▶ Supplied information
+-------+

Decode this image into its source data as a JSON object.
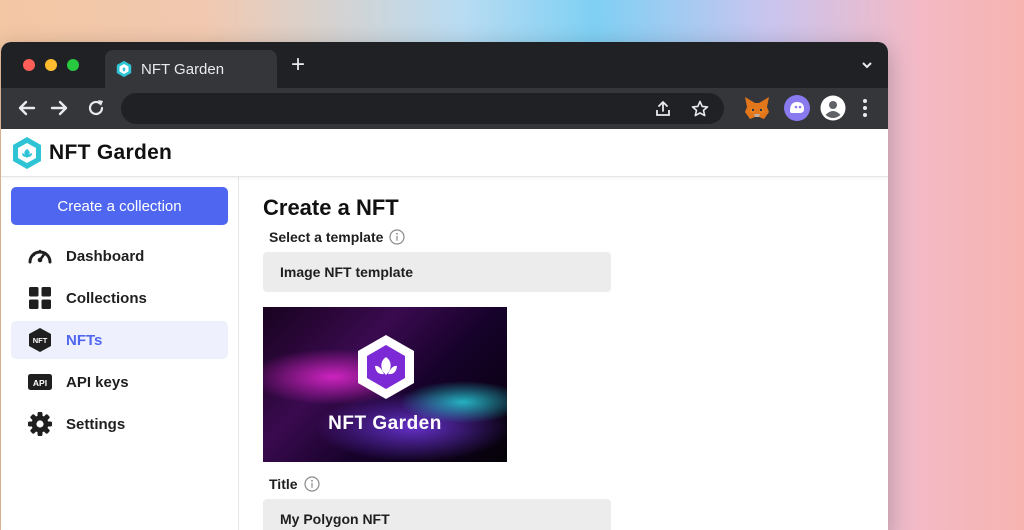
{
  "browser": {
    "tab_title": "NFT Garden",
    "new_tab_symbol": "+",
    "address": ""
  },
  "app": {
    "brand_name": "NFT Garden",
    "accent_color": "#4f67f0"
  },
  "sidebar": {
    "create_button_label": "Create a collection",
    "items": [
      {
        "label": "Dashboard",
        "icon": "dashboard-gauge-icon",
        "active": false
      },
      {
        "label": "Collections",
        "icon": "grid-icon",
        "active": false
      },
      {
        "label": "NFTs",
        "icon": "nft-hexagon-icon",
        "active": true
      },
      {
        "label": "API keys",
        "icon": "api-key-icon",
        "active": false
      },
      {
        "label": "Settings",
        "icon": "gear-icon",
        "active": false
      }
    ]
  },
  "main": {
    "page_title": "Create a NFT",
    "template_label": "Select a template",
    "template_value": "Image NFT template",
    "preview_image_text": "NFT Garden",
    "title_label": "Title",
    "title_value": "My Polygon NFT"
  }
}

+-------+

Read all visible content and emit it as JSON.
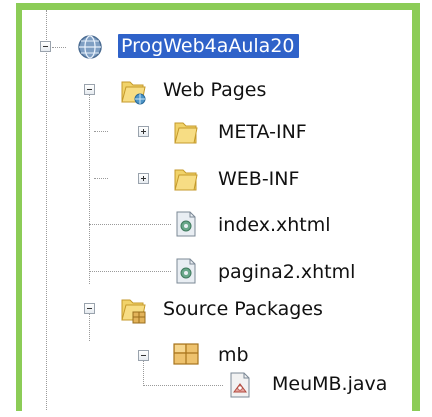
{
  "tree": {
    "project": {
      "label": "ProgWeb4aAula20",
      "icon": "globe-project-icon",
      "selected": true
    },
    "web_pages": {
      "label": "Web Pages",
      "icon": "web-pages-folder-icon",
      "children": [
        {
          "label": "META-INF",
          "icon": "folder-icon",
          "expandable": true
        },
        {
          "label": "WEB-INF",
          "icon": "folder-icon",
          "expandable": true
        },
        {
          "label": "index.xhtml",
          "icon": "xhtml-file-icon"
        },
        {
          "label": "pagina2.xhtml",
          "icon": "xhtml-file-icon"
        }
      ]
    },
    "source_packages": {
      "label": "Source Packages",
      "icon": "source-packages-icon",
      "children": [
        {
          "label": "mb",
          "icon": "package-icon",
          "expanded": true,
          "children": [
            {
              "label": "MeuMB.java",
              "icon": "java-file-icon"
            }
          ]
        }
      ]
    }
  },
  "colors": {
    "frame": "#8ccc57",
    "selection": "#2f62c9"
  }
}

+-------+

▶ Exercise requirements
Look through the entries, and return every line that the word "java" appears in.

▶ Response
              "label": "MeuMB.java",
              "icon": "java-file-icon"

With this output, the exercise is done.